Here is the chair I am about to fix. Upon first look you may think what's to fix, right? Well take a good look at this photo:
Definitely needs some fixing! The jute webbing was ripped and disintegrating.
After the chair was all stripped of its fabric, padding and thousands of tacks, here is what I have.
As you can see the metal straps were added to probably prolong the life of the chair after it started to sag.
I removed all the straps and webbing from the bottom of the chair.
After removing the worn burlap, I was happy to find the strings tied to the springs were still in tact and very secure. That was one step I didn't have to do. Yippee!
I flipped the chair back over so I could support the springs from the bottom. I decided to use the 3 metal straps to add extra support and because I didn't have an extra pair of hands to help me compact the springs to put the webbing on. Usually, you do the bottom straps first then put the springs on top. Once the springs are on top, then they get tied into place. In this case, I did it backwards.
I added the straps first then compressed the bottom of the spring under the strap.
Here you can see that done on all except the bottom row. Just wanted to show you the difference.
Now for the webbing. Staple one strap into place on one side as shown here.
Fold over the edge and staple (or tac) it into place again.
Once you get the webbing across to the other side, use your web stretcher to pull it tightly while you tack or staple it into place.
Weave the webbing and finish all the straps to cover the bottom of the chair.
I then used some upholstery twine to tie the springs in place. Again, this is usually done from the top of the chair, but it was too hard to get my hands inside to tie them with all the ties on the top.

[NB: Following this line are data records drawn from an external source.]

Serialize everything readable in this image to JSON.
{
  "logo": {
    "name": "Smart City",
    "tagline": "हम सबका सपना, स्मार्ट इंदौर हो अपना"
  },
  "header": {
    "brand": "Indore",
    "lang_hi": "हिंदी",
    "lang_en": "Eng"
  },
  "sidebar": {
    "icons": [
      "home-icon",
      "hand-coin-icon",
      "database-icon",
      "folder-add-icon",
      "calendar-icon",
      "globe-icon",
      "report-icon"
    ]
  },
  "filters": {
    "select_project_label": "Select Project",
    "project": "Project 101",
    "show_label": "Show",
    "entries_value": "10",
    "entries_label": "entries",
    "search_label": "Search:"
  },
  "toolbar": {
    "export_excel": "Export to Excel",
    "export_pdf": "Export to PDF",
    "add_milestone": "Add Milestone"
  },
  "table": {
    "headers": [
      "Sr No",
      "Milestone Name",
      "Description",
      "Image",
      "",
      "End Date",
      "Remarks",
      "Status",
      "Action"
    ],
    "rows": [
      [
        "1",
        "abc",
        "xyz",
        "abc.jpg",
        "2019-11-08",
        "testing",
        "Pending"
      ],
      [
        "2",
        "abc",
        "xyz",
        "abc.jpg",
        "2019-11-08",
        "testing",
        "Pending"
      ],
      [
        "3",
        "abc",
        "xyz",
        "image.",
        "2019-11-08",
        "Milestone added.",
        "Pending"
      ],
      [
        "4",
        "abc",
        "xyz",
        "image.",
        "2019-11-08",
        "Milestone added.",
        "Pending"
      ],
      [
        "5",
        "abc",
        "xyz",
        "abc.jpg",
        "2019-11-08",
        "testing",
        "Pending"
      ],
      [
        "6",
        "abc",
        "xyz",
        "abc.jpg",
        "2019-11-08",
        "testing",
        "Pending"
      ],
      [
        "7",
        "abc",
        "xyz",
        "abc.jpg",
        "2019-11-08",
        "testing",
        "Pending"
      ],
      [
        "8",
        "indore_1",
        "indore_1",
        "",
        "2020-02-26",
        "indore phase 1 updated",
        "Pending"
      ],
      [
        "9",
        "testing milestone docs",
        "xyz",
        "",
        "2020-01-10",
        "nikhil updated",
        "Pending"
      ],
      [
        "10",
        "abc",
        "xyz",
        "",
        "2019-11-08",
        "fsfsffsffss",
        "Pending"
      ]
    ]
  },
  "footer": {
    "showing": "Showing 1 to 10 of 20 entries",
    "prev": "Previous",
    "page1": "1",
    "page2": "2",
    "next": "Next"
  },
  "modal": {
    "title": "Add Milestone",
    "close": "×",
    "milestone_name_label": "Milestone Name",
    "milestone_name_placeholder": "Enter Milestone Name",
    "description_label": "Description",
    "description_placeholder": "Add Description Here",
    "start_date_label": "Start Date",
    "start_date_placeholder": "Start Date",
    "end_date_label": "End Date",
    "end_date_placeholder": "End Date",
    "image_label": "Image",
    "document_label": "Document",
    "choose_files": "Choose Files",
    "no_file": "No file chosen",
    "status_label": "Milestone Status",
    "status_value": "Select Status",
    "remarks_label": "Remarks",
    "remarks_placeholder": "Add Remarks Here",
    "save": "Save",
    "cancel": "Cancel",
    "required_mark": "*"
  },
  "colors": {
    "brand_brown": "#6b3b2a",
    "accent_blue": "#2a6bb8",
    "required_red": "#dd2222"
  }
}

I used some burlap I had on hand, it just happened to be blue. I stapled it down all the way around, then folded it over and stapled again.
Now the chair is ready for the foam, batting and upholstery. Until tomorrow!